Streets around the UK are lined with Edwardian, Georgian and Victorian terraced houses that provide hidden home space behind brick facades and urban living aesthetics. Most terraced houses are two-storey, some with basements, and almost all have a loft space. Converting the loft in a terraced home can provide more living space and increase the property’s value, but it’s not always an easy task as these structure types throw up some specific challenges.
Here, Refresh Renovations experts talk through the considerations homeowners need to make when converting their loft, specifically in a terraced home – a must read before any plans are conceived or any work committed to.
How common are loft conversions in terraced houses?
The conversion of lofts to living spaces in terraced houses is much more popular than many may realise; because often they’re hidden behind closed doors with no visible window additions to the front of the property. As terraced homes share a party wall on both sides, which in most cases is structural, the lofts are easy to convert – re-structuring the space can be done to open the room with minimal work involved. What’s more, the steep roof pitch so popular with many terraces means that they’re often plenty large enough for a full conversion because the head room is so plentiful.
What Buildings Regulations must be met with a terraced house loft conversion?
To meet Buildings Regulations, a loft conversion in a terrace must have an escape route that is considered ‘sufficient’ by the local authority – for people to swiftly leave in the event of fire or other emergency. While the exact acceptable method of this will vary between property and authority, it is not uncommon for homeowners to have to erect new partition walls in their front room to create an entrance hall and/or landing for safer passage.
Do I need Planning Permission to convert the loft in my terrace?
Providing the loft conversion meets set criteria, there is no requirement for the homeowner to apply for Planning Permission. This criteria includes:
- The home must not be listed or situated in a conservation area or AONB
- The conversion must add no more than 40 cubic metres to the property
- The conversion can not extend beyond the roof’s existing height
- The conversion can not extend beyond the roof’s existing slope on its principal elevation.
If the loft conversion meets these guidelines, it can be completed under the homeowners’ Permitted Development Rights, with no need for formal Planning Permission from the local authority.
Do I need to issue Party Wall Notices?
In the event of a loft conversion in a terraced house, a Party Wall Notice will need to be issued to neighbours on both sides as there will usually be structural changes made (even if minor) to the party walls in the loft.
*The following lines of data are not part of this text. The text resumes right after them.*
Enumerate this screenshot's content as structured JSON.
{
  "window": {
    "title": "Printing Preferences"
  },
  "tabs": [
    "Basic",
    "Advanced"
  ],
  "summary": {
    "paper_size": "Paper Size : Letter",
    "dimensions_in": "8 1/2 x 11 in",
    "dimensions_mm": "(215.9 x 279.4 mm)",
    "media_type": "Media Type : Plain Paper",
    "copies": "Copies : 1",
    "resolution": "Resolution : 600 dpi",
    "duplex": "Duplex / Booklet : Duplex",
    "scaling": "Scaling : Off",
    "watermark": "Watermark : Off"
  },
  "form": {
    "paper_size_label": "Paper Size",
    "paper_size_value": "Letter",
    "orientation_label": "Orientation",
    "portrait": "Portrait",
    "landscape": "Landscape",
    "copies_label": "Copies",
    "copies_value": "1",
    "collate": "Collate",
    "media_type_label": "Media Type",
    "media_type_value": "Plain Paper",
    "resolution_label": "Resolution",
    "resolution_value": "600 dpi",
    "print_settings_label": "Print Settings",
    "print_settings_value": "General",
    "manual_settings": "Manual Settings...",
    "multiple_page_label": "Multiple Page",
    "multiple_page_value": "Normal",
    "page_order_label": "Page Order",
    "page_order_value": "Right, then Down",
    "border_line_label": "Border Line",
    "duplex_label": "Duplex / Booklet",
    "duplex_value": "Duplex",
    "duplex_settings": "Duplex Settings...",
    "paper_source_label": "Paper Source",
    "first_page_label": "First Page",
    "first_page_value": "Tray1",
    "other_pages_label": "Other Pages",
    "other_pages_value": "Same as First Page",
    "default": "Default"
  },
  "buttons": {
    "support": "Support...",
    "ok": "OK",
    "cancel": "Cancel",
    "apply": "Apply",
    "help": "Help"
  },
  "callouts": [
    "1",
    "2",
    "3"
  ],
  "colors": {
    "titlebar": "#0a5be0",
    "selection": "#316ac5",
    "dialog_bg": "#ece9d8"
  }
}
Neighbours must be issued with a Party Wall Notice at least two months before any work commences and these must be completed in writing, with any further arrangements reached also recorded and written.
Where should the stairs go?
The best case scenario for locating stairs in to a loft conversion is directly above the existing staircase from the floor below and in a matching aesthetic, but this is not always practical. If this won’t work, a new loft staircase at a right angle to the existing staircase may be possible (particularly in narrower properties) in an alternating tread stairs or fixed ladder style. Loft stairs can also be installed with turns at strategic points to ensure the emergence of those entering the space is at the appropriate head height and won’t impact negatively on practical entry.
My loft has a boiler in it. Can I still convert it?
Many terraced houses still have boilers, water tanks and/or pipework in their loft spaces – even if a new boiler has been installed elsewhere in the house since to remove it. As dismantlement and removal is tricky through a hatch door and lofts are often un- or under-used, it’s usually easier to leave these things in place and worry about disposal at a later date.
The deinstallation, removal and disposal process does fall under the responsibility of the homeowner looking to convert the loft, but this can be factored into the plans and taken care of by the renovation project manager.
How much does a loft conversion cost for a terraced house?
Every property project varies on exact cost due to the size and scope of the conversion; and in the case of terraced houses, there are often additional specific considerations unique to the building to bear in mind. Exactly what the new space will be used for will also dictate the amount you can expect to pay – bathrooms will require additional plumbing for example, which will come with an associated fee, whereas storage spaces may require minimal intervention.
Generally speaking, a loft conversion on a terrace to be a straightforward double bedroom will cost between £17,000 - £25,000.
Can I have a dormer or mansard conversion in a terraced house?
Both dormer and mansard loft conversions are achievable in terraced houses, with the former being the most popular. Dormer increases the amount of floorspace while including useful headroom and allows for the inclusion of vertical windows for views out to the garden. These are particularly popular with bedroom loft conversions, as they have the ability to free up enough space to then incorporate an en-suite. Mansard lofts essentially add a whole extra storey to the home, running from one gale wall to the other but does involve changing the roof slope structure; making it almost vertical at 72 degrees. This is a larger scale job but remains a favourite amongst homeowners who really need more space without the need for relocation.
You may not have considered converting your terraced home loft before but if not now, when? Refresh has all the tools and expertise to transform your attic space – so get in touch!
Costs are accurate at the time of publication. Plan ahead to reduce the impact of industry changes or disruptions. For more information see here.